The design of a fusion power plant presents many engineering challenges, many of them unique and requiring unusual engineering solutions. Designing a reactor vessel that can cope with the combination of high thermal and irradiation power loads without cracking or melting requires the use materials not normally used for building engineering structures. In addition these in-vessel structures must also breed the tritium fuel to ensure the reactor is self-sufficient whilst also heating the primary cooling fluid that is used to generate electricity. These individual roles present conflicting requirements for construction and operation and the talk will discuss some of the proposed solutions and the technology gaps.

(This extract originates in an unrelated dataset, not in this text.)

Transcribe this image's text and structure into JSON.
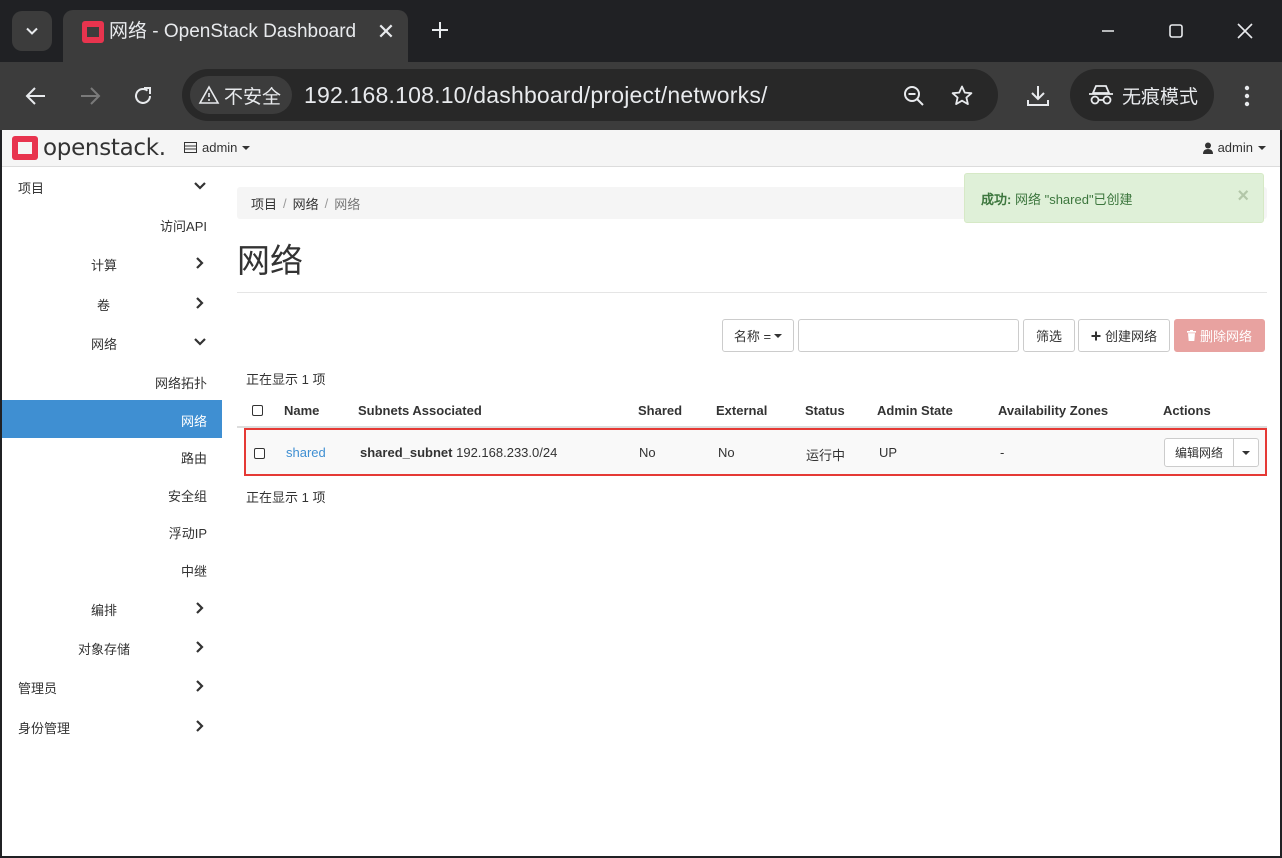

Dr Elizabeth Surrey is Head of Technology at UKAEA, responsible for the UK’s technology contribution to the EU Demonstrator programme, the device to follow ITER. Joining UKAEA over 30 years ago she worked on charged particle beam applications for industry and defence and provided positive and negative ion particle beam systems to industrial and research users for medical, semiconductor and accelerator applications. Joining the fusion programme in 2000, she was instrumental in founding the new Fusion Technology Programme at Culham in 2011, which she has lead ever since. The Technology Programme covers all aspects of fusion power plant design, in particular the interfaces between different systems.